DATA |
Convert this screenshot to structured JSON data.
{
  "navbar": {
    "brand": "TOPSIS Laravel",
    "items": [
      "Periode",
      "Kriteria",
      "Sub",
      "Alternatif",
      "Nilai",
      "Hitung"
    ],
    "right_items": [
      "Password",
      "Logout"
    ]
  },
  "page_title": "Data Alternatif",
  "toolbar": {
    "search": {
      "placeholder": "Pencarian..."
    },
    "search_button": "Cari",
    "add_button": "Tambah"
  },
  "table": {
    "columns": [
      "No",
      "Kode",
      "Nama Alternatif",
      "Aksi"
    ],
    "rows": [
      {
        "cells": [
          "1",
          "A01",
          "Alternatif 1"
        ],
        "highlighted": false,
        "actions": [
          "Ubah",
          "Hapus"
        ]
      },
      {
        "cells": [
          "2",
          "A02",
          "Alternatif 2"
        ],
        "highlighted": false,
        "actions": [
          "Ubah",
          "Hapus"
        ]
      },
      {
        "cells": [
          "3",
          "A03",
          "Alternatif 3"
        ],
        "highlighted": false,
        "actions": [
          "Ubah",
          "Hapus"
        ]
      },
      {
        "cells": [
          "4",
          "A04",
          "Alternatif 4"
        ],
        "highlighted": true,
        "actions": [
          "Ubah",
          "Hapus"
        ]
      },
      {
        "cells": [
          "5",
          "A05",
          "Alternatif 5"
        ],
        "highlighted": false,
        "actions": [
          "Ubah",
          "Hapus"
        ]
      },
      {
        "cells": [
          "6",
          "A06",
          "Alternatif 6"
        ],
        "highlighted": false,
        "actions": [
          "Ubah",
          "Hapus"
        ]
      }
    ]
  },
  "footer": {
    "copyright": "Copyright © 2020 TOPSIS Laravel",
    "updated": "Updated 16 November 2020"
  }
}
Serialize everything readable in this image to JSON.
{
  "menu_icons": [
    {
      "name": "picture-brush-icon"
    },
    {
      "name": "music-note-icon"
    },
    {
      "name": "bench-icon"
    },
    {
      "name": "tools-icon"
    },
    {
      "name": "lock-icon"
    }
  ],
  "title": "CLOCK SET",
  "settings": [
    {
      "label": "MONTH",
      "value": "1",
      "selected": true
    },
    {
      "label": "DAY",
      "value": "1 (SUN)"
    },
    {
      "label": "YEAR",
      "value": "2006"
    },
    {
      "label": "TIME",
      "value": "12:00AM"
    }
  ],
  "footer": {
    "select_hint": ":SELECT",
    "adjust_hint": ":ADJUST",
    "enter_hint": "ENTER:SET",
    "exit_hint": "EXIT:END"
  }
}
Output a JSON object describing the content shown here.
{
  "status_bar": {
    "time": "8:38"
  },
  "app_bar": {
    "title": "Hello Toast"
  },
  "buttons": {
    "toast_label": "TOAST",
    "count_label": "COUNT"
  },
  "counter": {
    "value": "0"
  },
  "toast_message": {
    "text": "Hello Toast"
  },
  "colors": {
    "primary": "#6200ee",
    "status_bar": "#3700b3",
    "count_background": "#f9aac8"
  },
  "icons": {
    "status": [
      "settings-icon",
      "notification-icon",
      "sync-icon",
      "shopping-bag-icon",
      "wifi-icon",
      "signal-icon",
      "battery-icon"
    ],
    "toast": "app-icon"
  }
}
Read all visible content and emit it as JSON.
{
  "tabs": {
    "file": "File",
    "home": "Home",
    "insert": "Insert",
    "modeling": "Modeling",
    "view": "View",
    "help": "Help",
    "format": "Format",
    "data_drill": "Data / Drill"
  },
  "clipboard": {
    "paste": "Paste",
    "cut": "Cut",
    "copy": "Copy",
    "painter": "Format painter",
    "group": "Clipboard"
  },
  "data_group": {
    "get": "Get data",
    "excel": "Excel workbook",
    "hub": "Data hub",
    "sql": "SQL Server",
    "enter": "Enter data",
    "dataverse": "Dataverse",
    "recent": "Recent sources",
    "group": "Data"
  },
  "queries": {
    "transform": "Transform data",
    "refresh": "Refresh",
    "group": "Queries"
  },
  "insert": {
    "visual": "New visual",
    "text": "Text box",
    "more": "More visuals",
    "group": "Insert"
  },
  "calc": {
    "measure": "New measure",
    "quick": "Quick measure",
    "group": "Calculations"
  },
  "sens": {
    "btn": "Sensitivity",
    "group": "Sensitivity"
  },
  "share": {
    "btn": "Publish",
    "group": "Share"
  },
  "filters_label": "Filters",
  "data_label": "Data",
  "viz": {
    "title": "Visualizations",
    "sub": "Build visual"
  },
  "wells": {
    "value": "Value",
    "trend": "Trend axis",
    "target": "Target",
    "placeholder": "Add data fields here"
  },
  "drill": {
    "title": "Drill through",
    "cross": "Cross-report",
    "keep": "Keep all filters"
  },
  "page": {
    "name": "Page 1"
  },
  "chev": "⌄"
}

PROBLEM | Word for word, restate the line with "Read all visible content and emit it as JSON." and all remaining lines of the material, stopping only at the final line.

ANSWER SECTION |
Read all visible content and emit it as JSON.
{
  "tabs": {
    "file": "File",
    "home": "Home",
    "insert": "Insert",
    "modeling": "Modeling",
    "view": "View",
    "help": "Help",
    "format": "Format",
    "data_drill": "Data / Drill"
  },
  "clipboard": {
    "paste": "Paste",
    "cut": "Cut",
    "copy": "Copy",
    "painter": "Format painter",
    "group": "Clipboard"
  },
  "data_group": {
    "get": "Get data",
    "excel": "Excel workbook",
    "hub": "Data hub",
    "sql": "SQL Server",
    "enter": "Enter data",
    "dataverse": "Dataverse",
    "recent": "Recent sources",
    "group": "Data"
  },
  "queries": {
    "transform": "Transform data",
    "refresh": "Refresh",
    "group": "Queries"
  },
  "insert": {
    "visual": "New visual",
    "text": "Text box",
    "more": "More visuals",
    "group": "Insert"
  },
  "calc": {
    "measure": "New measure",
    "quick": "Quick measure",
    "group": "Calculations"
  },
  "sens": {
    "btn": "Sensitivity",
    "group": "Sensitivity"
  },
  "share": {
    "btn": "Publish",
    "group": "Share"
  },
  "filters_label": "Filters",
  "data_label": "Data",
  "viz": {
    "title": "Visualizations",
    "sub": "Build visual"
  },
  "wells": {
    "value": "Value",
    "trend": "Trend axis",
    "target": "Target",
    "placeholder": "Add data fields here"
  },
  "drill": {
    "title": "Drill through",
    "cross": "Cross-report",
    "keep": "Keep all filters"
  },
  "page": {
    "name": "Page 1"
  },
  "chev": "⌄"
}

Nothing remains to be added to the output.